Jack Nicholson in The Witches of Eastwick
If ever there was an actor to portray Old Scratch, it’s Jack Nicholson. His Daryl Van Horne is quintessential Nicholson, playing on his charm and wickedness as he conducts verbal and romantic jousts with the considerable talents of Cher, Susan Sarandon, and Michelle Pfeiffer. There’s a bit of the Devil in Nicholson’s characters in The Shining, One Flew Over the Cuckoo’s Nest, and A Few Good Men, and this film plays on the offscreen version of Jack as well.
Watching him arrive into a small town and try his hand at messing with the balance leads to plenty of wicked material and because the film chooses the comedic path whenever possible, it all comes off as broad as such a film could be considering the subject matter. Even more fun is watching the three leading ladies beat him at his own game, because as fun as Nicholson’s Devil is, he’s still the Devil and he can’t actually win. [Nick Nunziata]
Tim Curry in Legend
The only reason Legend is still on our pop culture radar is Tim Curry’s iconic turn as Darkness in Ridley Scott’s syrupy ’80s fantasy. With his massive horns and glistening crimson skin, Darkness is the epitome of Hell’s ruler both cosmetically and in practice.
In addition to killing unicorns and attempting to marry women against their will, Darkness is driven by manipulation and ferocity and his evil threatens to corrupt the entire land. Curry’s voice is perfect for the character and he relishes his turn as the film’s Big Bad, delivering his dialogue with delicious decadence and making the most of his menacing costuming. It’s one of the great villains in fantasy film history. [Nick Nunziata]
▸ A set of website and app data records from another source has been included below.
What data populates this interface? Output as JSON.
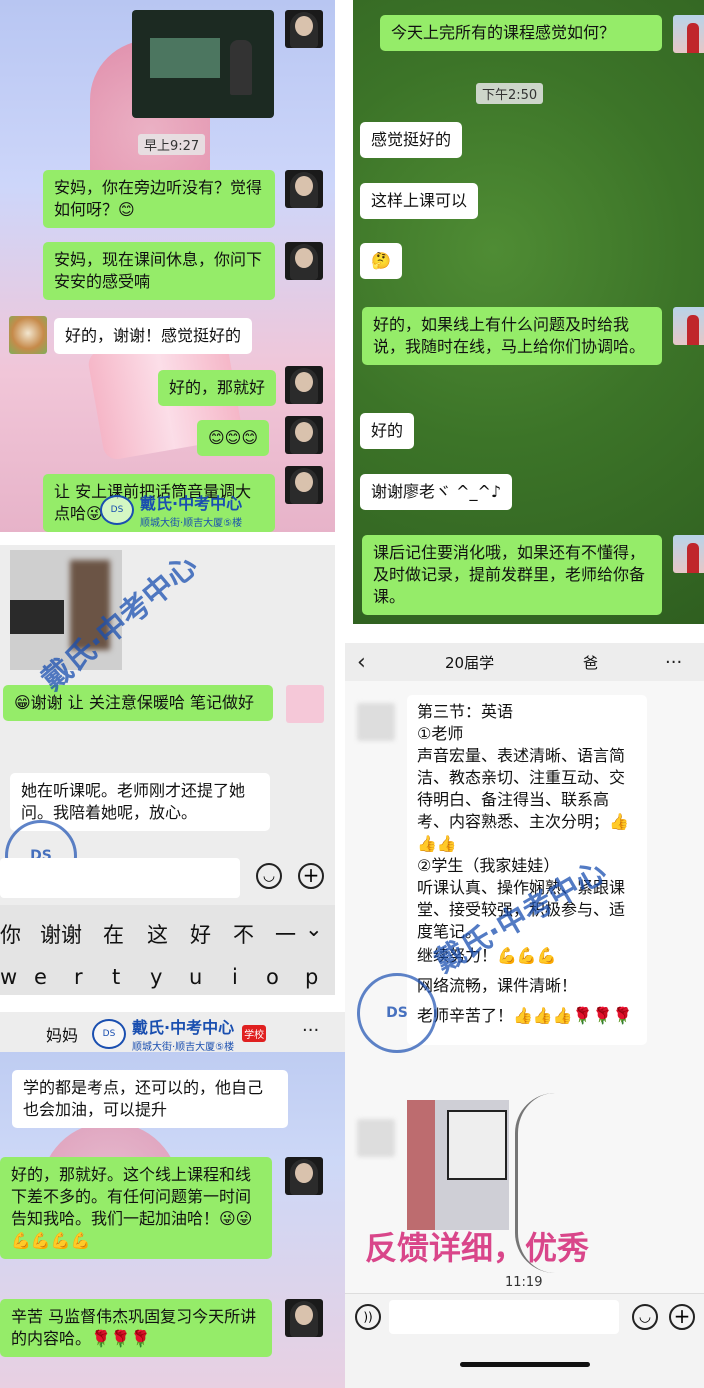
{
  "p1": {
    "timestamp": "早上9:27",
    "msg1": "安妈，你在旁边听没有？觉得如何呀？😊",
    "msg2": "安妈，现在课间休息，你问下安安的感受喃",
    "msg3": "好的，谢谢！感觉挺好的",
    "msg4": "好的，那就好",
    "msg5": "😊😊😊",
    "msg6": "让  安上课前把话筒音量调大点哈😜"
  },
  "p2": {
    "msg1": "今天上完所有的课程感觉如何？",
    "timestamp": "下午2:50",
    "msg2": "感觉挺好的",
    "msg3": "这样上课可以",
    "msg4": "🤔",
    "msg5": "好的，如果线上有什么问题及时给我说，我随时在线，马上给你们协调哈。",
    "msg6": "好的",
    "msg7": "谢谢廖老ヾ ^_^♪",
    "msg8": "课后记住要消化哦，如果还有不懂得，及时做记录，提前发群里，老师给你备课。"
  },
  "p3": {
    "msg1": "😁谢谢       让    关注意保暖哈  笔记做好",
    "msg2": "她在听课呢。老师刚才还提了她问。我陪着她呢，放心。",
    "keys_row1": [
      "你",
      "谢谢",
      "在",
      "这",
      "好",
      "不",
      "一"
    ],
    "keys_row2": [
      "w",
      "e",
      "r",
      "t",
      "y",
      "u",
      "i",
      "o",
      "p"
    ]
  },
  "p4": {
    "title": "20届学",
    "title_suffix": "爸",
    "more": "···",
    "msg_lines": [
      "第三节：英语",
      "①老师",
      "声音宏量、表述清晰、语言简洁、教态亲切、注重互动、交待明白、备注得当、联系高考、内容熟悉、主次分明；👍👍👍",
      "②学生（我家娃娃）",
      "听课认真、操作娴熟、紧跟课堂、接受较强，积极参与、适度笔记。",
      "继续努力！💪💪💪",
      "网络流畅，课件清晰！",
      "老师辛苦了！👍👍👍🌹🌹🌹"
    ],
    "caption": "反馈详细，优秀",
    "time": "11:19"
  },
  "p5": {
    "title": "妈妈",
    "more": "···",
    "msg1": "学的都是考点，还可以的，他自己也会加油，可以提升",
    "msg2": "好的，那就好。这个线上课程和线下差不多的。有任何问题第一时间告知我哈。我们一起加油哈！😜😜💪💪💪💪",
    "msg3": "辛苦     马监督伟杰巩固复习今天所讲的内容哈。🌹🌹🌹"
  },
  "watermark": {
    "main": "戴氏·中考中心",
    "sub": "顺城大街·顺吉大厦⑤楼",
    "badge": "学校",
    "logo": "DS",
    "big_main": "戴氏·中考中心",
    "big_sub": "顺城大街·顺吉大厦⑤楼"
  },
  "colors": {
    "green_bubble": "#95ec69",
    "field_green": "#3f7a2a",
    "chat_bg": "#ededed"
  },
  "icons": [
    "back-icon",
    "voice-icon",
    "emoji-icon",
    "plus-icon",
    "more-icon"
  ]
}
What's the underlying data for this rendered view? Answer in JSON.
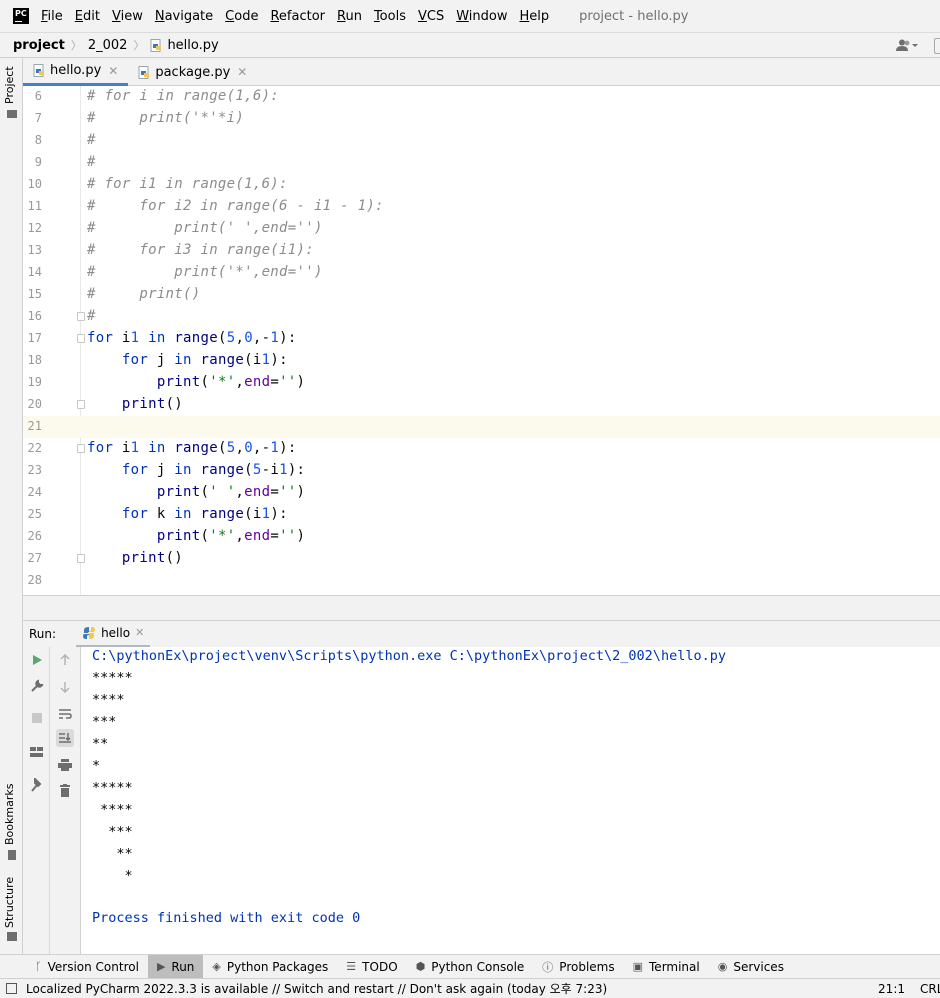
{
  "menu": {
    "logo": "PC",
    "items": [
      {
        "label": "File",
        "mnemonic": "F",
        "rest": "ile"
      },
      {
        "label": "Edit",
        "mnemonic": "E",
        "rest": "dit"
      },
      {
        "label": "View",
        "mnemonic": "V",
        "rest": "iew"
      },
      {
        "label": "Navigate",
        "mnemonic": "N",
        "rest": "avigate"
      },
      {
        "label": "Code",
        "mnemonic": "C",
        "rest": "ode"
      },
      {
        "label": "Refactor",
        "mnemonic": "R",
        "rest": "efactor"
      },
      {
        "label": "Run",
        "mnemonic": "R",
        "rest": "un"
      },
      {
        "label": "Tools",
        "mnemonic": "T",
        "rest": "ools"
      },
      {
        "label": "VCS",
        "mnemonic": "V",
        "rest": "CS"
      },
      {
        "label": "Window",
        "mnemonic": "W",
        "rest": "indow"
      },
      {
        "label": "Help",
        "mnemonic": "H",
        "rest": "elp"
      }
    ],
    "window_title": "project - hello.py"
  },
  "breadcrumb": {
    "project": "project",
    "folder": "2_002",
    "file": "hello.py"
  },
  "left_stripe": {
    "project": "Project",
    "bookmarks": "Bookmarks",
    "structure": "Structure"
  },
  "editor_tabs": [
    {
      "label": "hello.py",
      "active": true
    },
    {
      "label": "package.py",
      "active": false
    }
  ],
  "editor": {
    "current_line": 21,
    "lines": [
      {
        "n": "6",
        "text": "# for i in range(1,6):"
      },
      {
        "n": "7",
        "text": "#     print('*'*i)"
      },
      {
        "n": "8",
        "text": "#"
      },
      {
        "n": "9",
        "text": "#"
      },
      {
        "n": "10",
        "text": "# for i1 in range(1,6):"
      },
      {
        "n": "11",
        "text": "#     for i2 in range(6 - i1 - 1):"
      },
      {
        "n": "12",
        "text": "#         print(' ',end='')"
      },
      {
        "n": "13",
        "text": "#     for i3 in range(i1):"
      },
      {
        "n": "14",
        "text": "#         print('*',end='')"
      },
      {
        "n": "15",
        "text": "#     print()"
      },
      {
        "n": "16",
        "text": "#"
      },
      {
        "n": "17",
        "text": "for i1 in range(5,0,-1):"
      },
      {
        "n": "18",
        "text": "    for j in range(i1):"
      },
      {
        "n": "19",
        "text": "        print('*',end='')"
      },
      {
        "n": "20",
        "text": "    print()"
      },
      {
        "n": "21",
        "text": ""
      },
      {
        "n": "22",
        "text": "for i1 in range(5,0,-1):"
      },
      {
        "n": "23",
        "text": "    for j in range(5-i1):"
      },
      {
        "n": "24",
        "text": "        print(' ',end='')"
      },
      {
        "n": "25",
        "text": "    for k in range(i1):"
      },
      {
        "n": "26",
        "text": "        print('*',end='')"
      },
      {
        "n": "27",
        "text": "    print()"
      },
      {
        "n": "28",
        "text": ""
      }
    ]
  },
  "run_panel": {
    "label": "Run:",
    "tab": "hello",
    "console": [
      {
        "text": "C:\\pythonEx\\project\\venv\\Scripts\\python.exe C:\\pythonEx\\project\\2_002\\hello.py",
        "kind": "sys"
      },
      {
        "text": "*****",
        "kind": "out"
      },
      {
        "text": "****",
        "kind": "out"
      },
      {
        "text": "***",
        "kind": "out"
      },
      {
        "text": "**",
        "kind": "out"
      },
      {
        "text": "*",
        "kind": "out"
      },
      {
        "text": "*****",
        "kind": "out"
      },
      {
        "text": " ****",
        "kind": "out"
      },
      {
        "text": "  ***",
        "kind": "out"
      },
      {
        "text": "   **",
        "kind": "out"
      },
      {
        "text": "    *",
        "kind": "out"
      },
      {
        "text": "",
        "kind": "out"
      },
      {
        "text": "Process finished with exit code 0",
        "kind": "sys"
      }
    ]
  },
  "bottom_bar": [
    {
      "label": "Version Control",
      "icon": "version-control-icon",
      "active": false
    },
    {
      "label": "Run",
      "icon": "run-icon",
      "active": true
    },
    {
      "label": "Python Packages",
      "icon": "packages-icon",
      "active": false
    },
    {
      "label": "TODO",
      "icon": "todo-icon",
      "active": false
    },
    {
      "label": "Python Console",
      "icon": "python-console-icon",
      "active": false
    },
    {
      "label": "Problems",
      "icon": "problems-icon",
      "active": false
    },
    {
      "label": "Terminal",
      "icon": "terminal-icon",
      "active": false
    },
    {
      "label": "Services",
      "icon": "services-icon",
      "active": false
    }
  ],
  "status_bar": {
    "message": "Localized PyCharm 2022.3.3 is available // Switch and restart // Don't ask again (today 오후 7:23)",
    "position": "21:1",
    "line_ending": "CRLF"
  },
  "colors": {
    "keyword": "#0033b3",
    "builtin": "#000080",
    "number": "#1750eb",
    "string": "#067d17",
    "kwarg": "#660099",
    "comment": "#8c8c8c",
    "tab_accent": "#4083c9",
    "current_line": "#fcfaed",
    "run_green": "#59a869"
  }
}
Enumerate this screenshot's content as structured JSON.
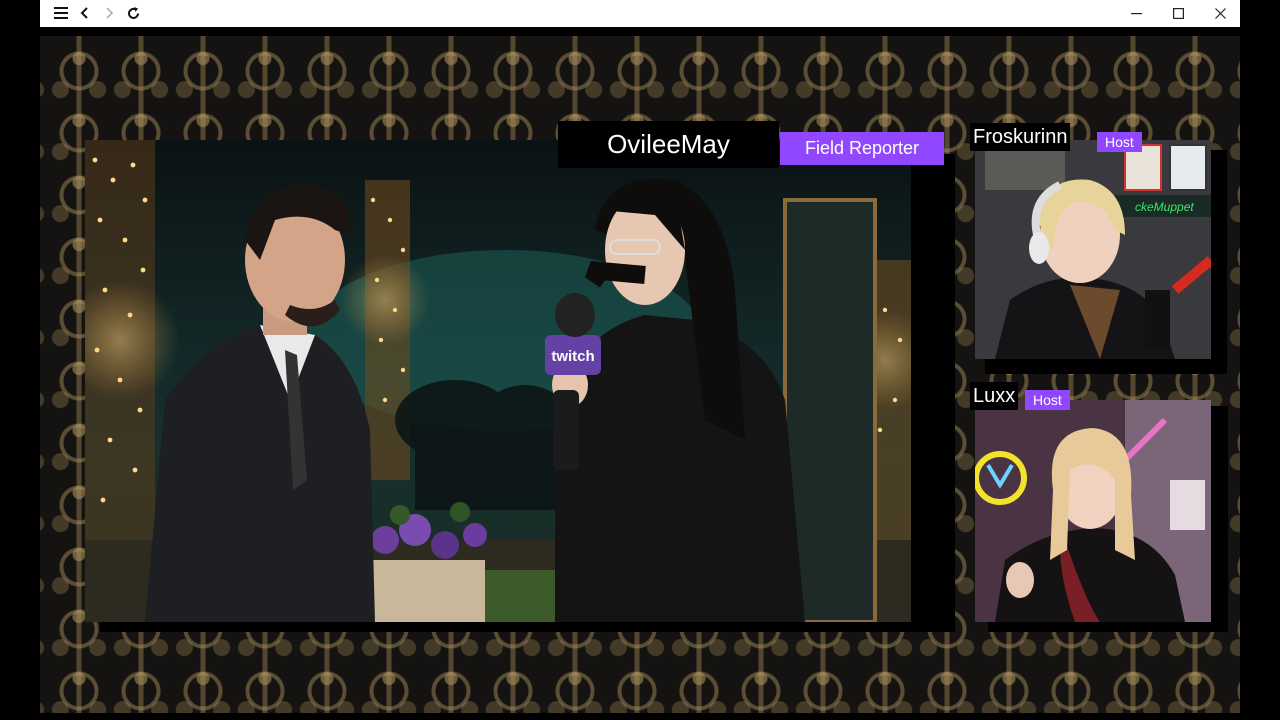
{
  "window": {
    "controls": {
      "menu_icon": "hamburger-menu-icon",
      "back_icon": "chevron-left-icon",
      "forward_icon": "chevron-right-icon",
      "reload_icon": "reload-icon",
      "minimize_icon": "minimize-icon",
      "maximize_icon": "maximize-icon",
      "close_icon": "close-icon"
    }
  },
  "stream": {
    "field_reporter": {
      "name": "OvileeMay",
      "role": "Field Reporter"
    },
    "hosts": [
      {
        "name": "Froskurinn",
        "role": "Host"
      },
      {
        "name": "Luxx",
        "role": "Host"
      }
    ],
    "mic_flag_text": "twitch"
  },
  "colors": {
    "accent": "#9147ff",
    "background_pattern_gold": "#b1965f",
    "background_dark": "#141311"
  }
}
We also love Al Pacino in Devil’s Advocate, George Burns in Oh God You Devil!, Robert De Niro in Angel Heart, Elizabeth Hurley in Bedazzled, a scary hand in a mirror in Prince of Darkness, Viggo Mortensen in The Prophecy, and so many more, but this is a cross section of vile, horned folks we think represent a century of screams.